↓↓↓

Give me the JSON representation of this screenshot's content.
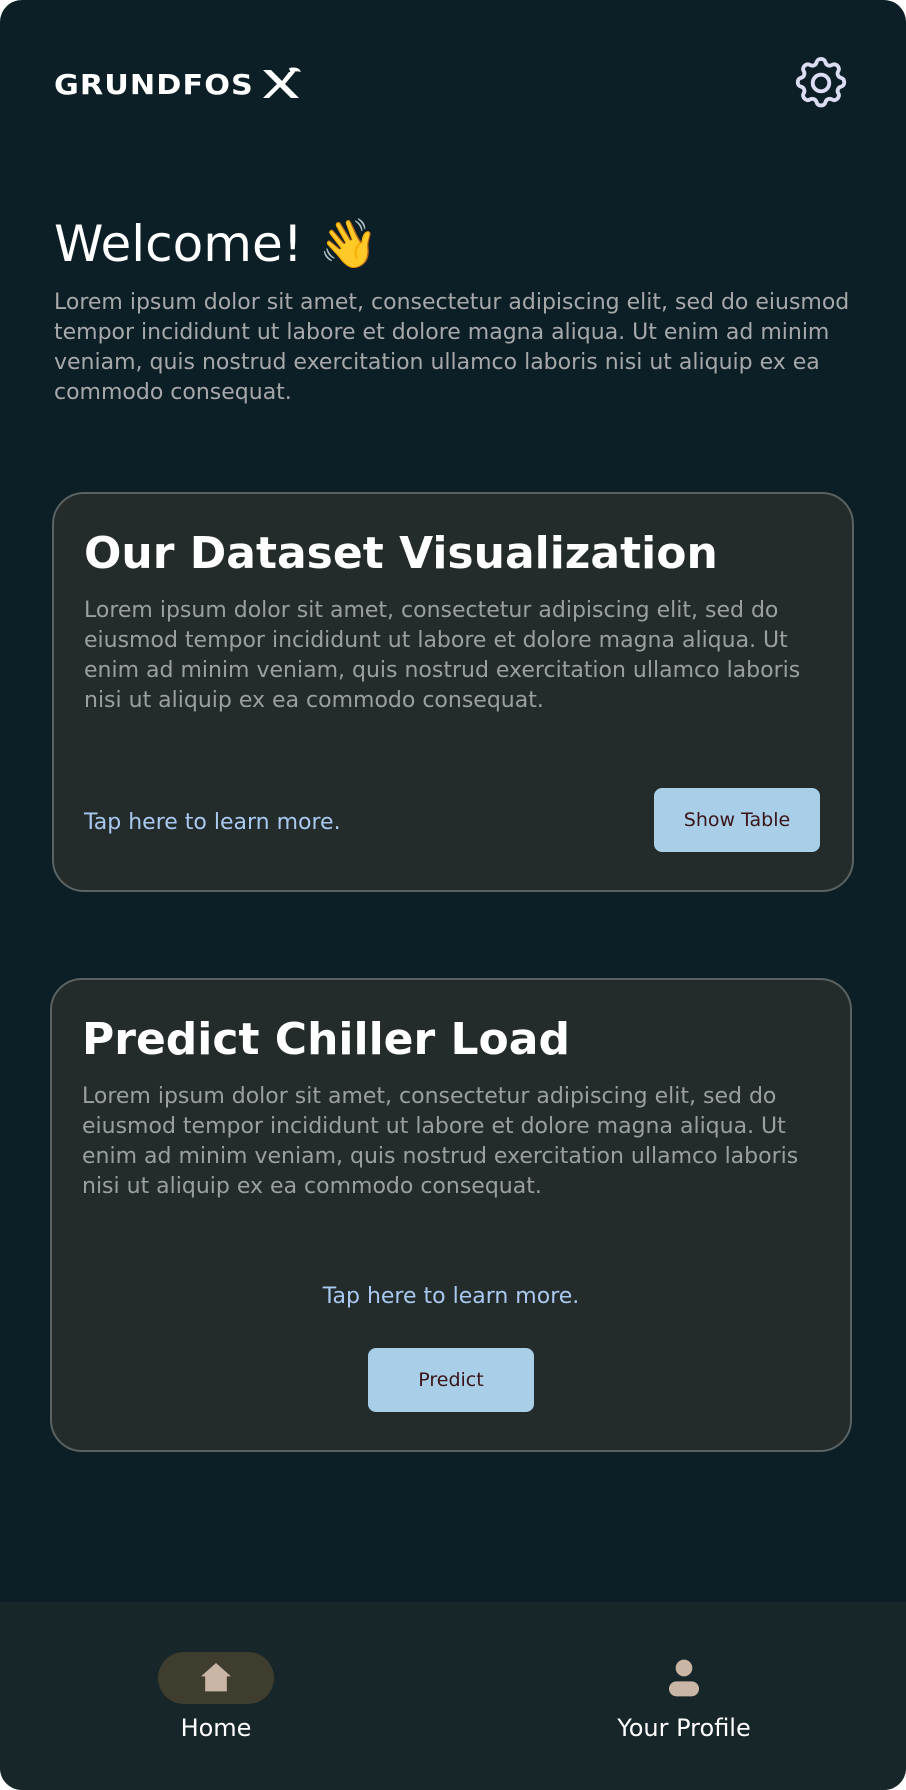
{
  "header": {
    "logo_text": "GRUNDFOS",
    "settings_icon": "gear-icon"
  },
  "welcome": {
    "title": "Welcome!",
    "emoji": "👋",
    "text": "Lorem ipsum dolor sit amet, consectetur adipiscing elit, sed do eiusmod  tempor incididunt ut labore et dolore magna aliqua. Ut enim ad minim  veniam, quis nostrud exercitation ullamco laboris nisi ut aliquip ex ea  commodo consequat."
  },
  "cards": [
    {
      "title": "Our Dataset Visualization",
      "text": "Lorem ipsum dolor sit amet, consectetur adipiscing elit, sed do eiusmod  tempor incididunt ut labore et dolore magna aliqua. Ut enim ad minim  veniam, quis nostrud exercitation ullamco laboris nisi ut aliquip ex ea  commodo consequat.",
      "link": "Tap here to learn more.",
      "button": "Show Table"
    },
    {
      "title": "Predict Chiller Load",
      "text": "Lorem ipsum dolor sit amet, consectetur adipiscing elit, sed do eiusmod  tempor incididunt ut labore et dolore magna aliqua. Ut enim ad minim  veniam, quis nostrud exercitation ullamco laboris nisi ut aliquip ex ea  commodo consequat.",
      "link": "Tap here to learn more.",
      "button": "Predict"
    }
  ],
  "nav": {
    "items": [
      {
        "label": "Home",
        "icon": "home-icon",
        "active": true
      },
      {
        "label": "Your Profile",
        "icon": "user-icon",
        "active": false
      }
    ]
  },
  "colors": {
    "background": "#0c1f26",
    "card": "#232b2b",
    "button": "#a8cee8",
    "link": "#a9c9f0",
    "nav_active_pill": "#3f3d2e"
  }
}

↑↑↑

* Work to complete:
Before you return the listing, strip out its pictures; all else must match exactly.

* Result of the exercise:
Give me the JSON representation of this screenshot's content.
{
  "header": {
    "logo_text": "GRUNDFOS",
    "settings_icon": "gear-icon"
  },
  "welcome": {
    "title": "Welcome!",
    "emoji": "👋",
    "text": "Lorem ipsum dolor sit amet, consectetur adipiscing elit, sed do eiusmod  tempor incididunt ut labore et dolore magna aliqua. Ut enim ad minim  veniam, quis nostrud exercitation ullamco laboris nisi ut aliquip ex ea  commodo consequat."
  },
  "cards": [
    {
      "title": "Our Dataset Visualization",
      "text": "Lorem ipsum dolor sit amet, consectetur adipiscing elit, sed do eiusmod  tempor incididunt ut labore et dolore magna aliqua. Ut enim ad minim  veniam, quis nostrud exercitation ullamco laboris nisi ut aliquip ex ea  commodo consequat.",
      "link": "Tap here to learn more.",
      "button": "Show Table"
    },
    {
      "title": "Predict Chiller Load",
      "text": "Lorem ipsum dolor sit amet, consectetur adipiscing elit, sed do eiusmod  tempor incididunt ut labore et dolore magna aliqua. Ut enim ad minim  veniam, quis nostrud exercitation ullamco laboris nisi ut aliquip ex ea  commodo consequat.",
      "link": "Tap here to learn more.",
      "button": "Predict"
    }
  ],
  "nav": {
    "items": [
      {
        "label": "Home",
        "icon": "home-icon",
        "active": true
      },
      {
        "label": "Your Profile",
        "icon": "user-icon",
        "active": false
      }
    ]
  },
  "colors": {
    "background": "#0c1f26",
    "card": "#232b2b",
    "button": "#a8cee8",
    "link": "#a9c9f0",
    "nav_active_pill": "#3f3d2e"
  }
}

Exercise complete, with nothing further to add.